This native insect is a serious pest of ornamental birch (Betula spp.), one of the more popular trees found in landscapes today. Grown as a specimen, white-barked birch is often sited in heavy clay soils or grown under other adverse conditions, making it stressed and more susceptible to borer attacks than it would be in its natural environment.
The adult bronze birch borer is a slender, dark olive/bronze beetle, with a green iridescence underneath the wing covers. The males are about 3/8-inch long, while the female is 1/2-inch long. The 3/4-inch larva is ivory with a light brown head that is slightly tucked into the first thoracic segment. The leg-less borer has two brown, pincer-like structures found at the tip of the abdomen.

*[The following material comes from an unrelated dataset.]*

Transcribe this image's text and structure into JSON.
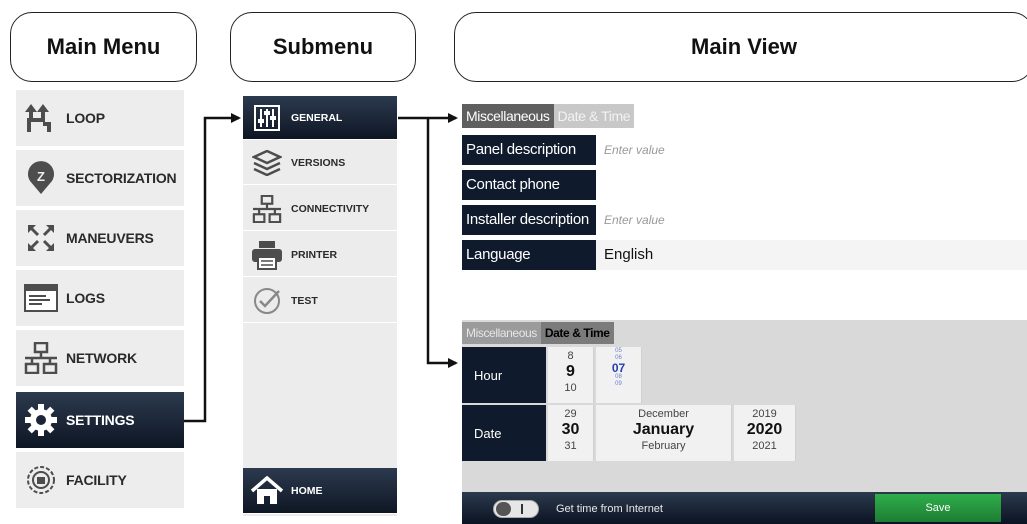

The bronze birch borer produces one generation of 75 eggs per year. The adult female deposits her eggs in the cracks and crevices of susceptible birch trees in late May or June. The larvae hatch about ten days later, boring into the wood of the host tree and feeding on interior tissue of the bark. They continue to mine their intricate feeding tunnels actively until fall, then form a cell at the end of a tunnel where they overwinter. Larvae pupate the following spring and emerge as adult beetles through telltale “D-shaped” holes cut into the bark. Adults feed on the tender young foliage for about a week before laying their eggs and can be seen moving around the sunny sides of trees.

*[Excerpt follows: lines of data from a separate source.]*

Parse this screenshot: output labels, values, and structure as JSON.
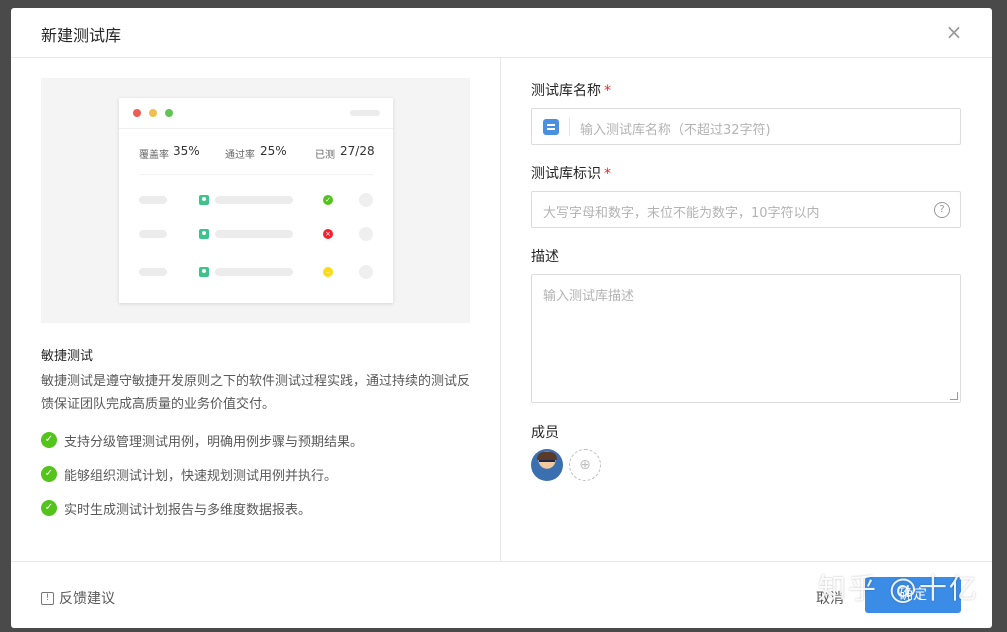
{
  "dialog": {
    "title": "新建测试库",
    "close_icon": "close-icon"
  },
  "preview": {
    "stats": [
      {
        "label": "覆盖率",
        "value": "35%"
      },
      {
        "label": "通过率",
        "value": "25%"
      },
      {
        "label": "已测",
        "value": "27/28"
      }
    ],
    "traffic_lights": [
      "#ed5d56",
      "#f4bd4f",
      "#61c454"
    ],
    "status_colors": [
      "#52c41a",
      "#f5222d",
      "#fadb14"
    ]
  },
  "intro": {
    "title": "敏捷测试",
    "description": "敏捷测试是遵守敏捷开发原则之下的软件测试过程实践，通过持续的测试反馈保证团队完成高质量的业务价值交付。",
    "features": [
      "支持分级管理测试用例，明确用例步骤与预期结果。",
      "能够组织测试计划，快速规划测试用例并执行。",
      "实时生成测试计划报告与多维度数据报表。"
    ]
  },
  "form": {
    "name_label": "测试库名称",
    "name_placeholder": "输入测试库名称（不超过32字符)",
    "identifier_label": "测试库标识",
    "identifier_placeholder": "大写字母和数字，末位不能为数字，10字符以内",
    "description_label": "描述",
    "description_placeholder": "输入测试库描述",
    "members_label": "成员",
    "required_mark": "*"
  },
  "footer": {
    "feedback": "反馈建议",
    "cancel": "取消",
    "ok": "确定"
  },
  "watermark": "知乎 @十亿",
  "colors": {
    "primary": "#3b8ce6",
    "success": "#52c41a",
    "required": "#f5222d"
  }
}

While all species of birch can be attacked, white-barked birch varieties are more susceptible than others. The following chart compares susceptibility of the most common varieties:

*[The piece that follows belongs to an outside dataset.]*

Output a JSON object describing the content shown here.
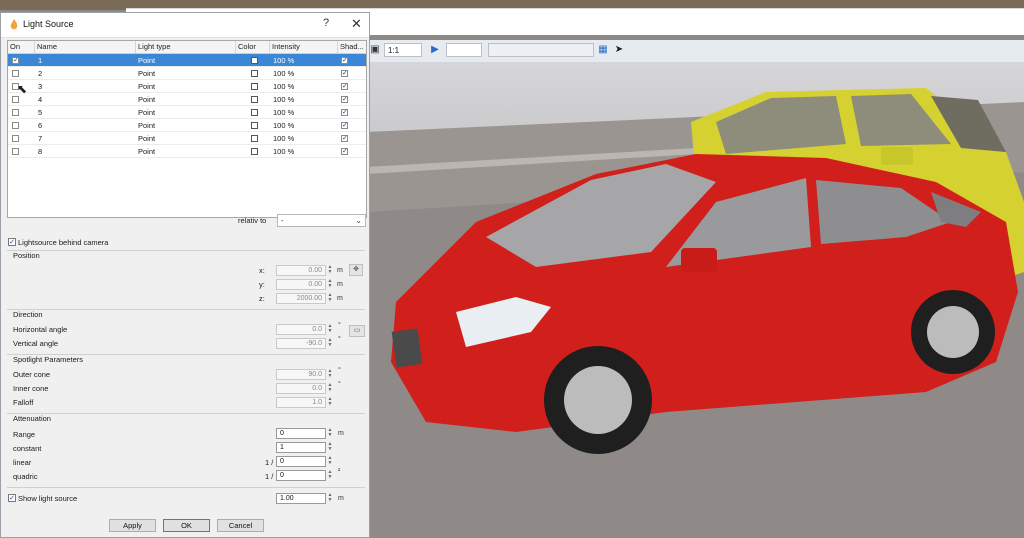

Scientific Name/ Common Name/ Susceptibility
Betula jacquemontii/ Jacquemonti Birch/ High
Betula pendula/ European White Birch/ High
Betula pendula ‘Youngii/’ European White Weeping Birch/ High
Betula lenta/ Sweet Birch, Black Birch/ Moderate
Betula lutea/ Yellow Birch/ Moderate
Betula papyrifera/ Paper Birch, White Birch/ Moderate
Betula platyphylla japonica Whitespire’/ Whitespire Birch/ Moderate
Betula populifolia/ Gray Birch/ Moderate
An early warning sign of bronze birch borer damage is a yellowing and thinning of foliage in the upper crown of the tree. These symptoms are more evident in hot, dry weather.
The adult bronze birch borer is attracted to trees under stress, but does not cause direct damage to the tree. The wilting occurs because of the labyrinth of tunnels created during the larval stage of the borer’s life cycle. The tunnels girdle the trunk or branches, reducing the flow of plant sap within the tree. Externally, these tunnels can be identified on the bark of the tree as a raised or rippled bumpy surface.
By late summer, the foliage will turn brown and drop from the branches, with symptoms progressing down the tree to the main trunk. Infestations usually begin in 3/4” to 1” diameter crown branches, moving down the tree over successive years. If left uncontrolled, an infestation of the bronze birch borer will move downward and eventually kill the entire tree in two to three years. Note that discolored leaves may not always be the result of bronze birch borer attacks. Another birch pest, the birch leafminer, can also cause foliage to turn brown. To positively identify the infestation, check for the “D-shaped” holes in the bark made by the emerging adults in the spring.
The most effective method of controlling this pest is through proper cultural practices. First, if you are considering planting a birch in your landscape, select one of the resistant varieties. Next, make sure you site the tree properly. Birches prefer cool, moist, shaded situations and are not well suited to the open, sunny, exposed locations typical of most new-home subdivisions. Trees under stress are more susceptible to attack, so maintaining a vigorous, healthy tree will help prevent any infestation. Fertilize the tree if it is lacking in nutrients, and provide sufficient water, especially during dry periods. Mulch over the root zone to a depth of 2 to 4 inches to help moderate soil temperatures, retain moisture, and reduce trunk injury caused by lawn mowers. Identify declining and dead branches for pruning. Prune in fall when the adult borers are not active because they are attracted to fresh pruning sites. Avoid composting infested wood.
Chemical controls are difficult to administer since the destruction caused by the larvae occurs within the interior of the tree. Also, larvae are exposed for too short a period of time to reliably depend on insecticidal sprays.
Refer to the Illinois Urban Pest Management Handbook (University of Illinois Extension Service) for a complete listing of chemical recommendations. Use pesticides safely and wisely; read and follow label directions.
The pesticide information presented in this publication is current with federal and state regulations. The user is responsible for determining that the intended use is consistent with the label of the product being used.
The information given here is for educational purposes only. Reference to commercial products or trade names is made with the understanding that no discrimination is intended and no endorsement made by The Morton Arboretum.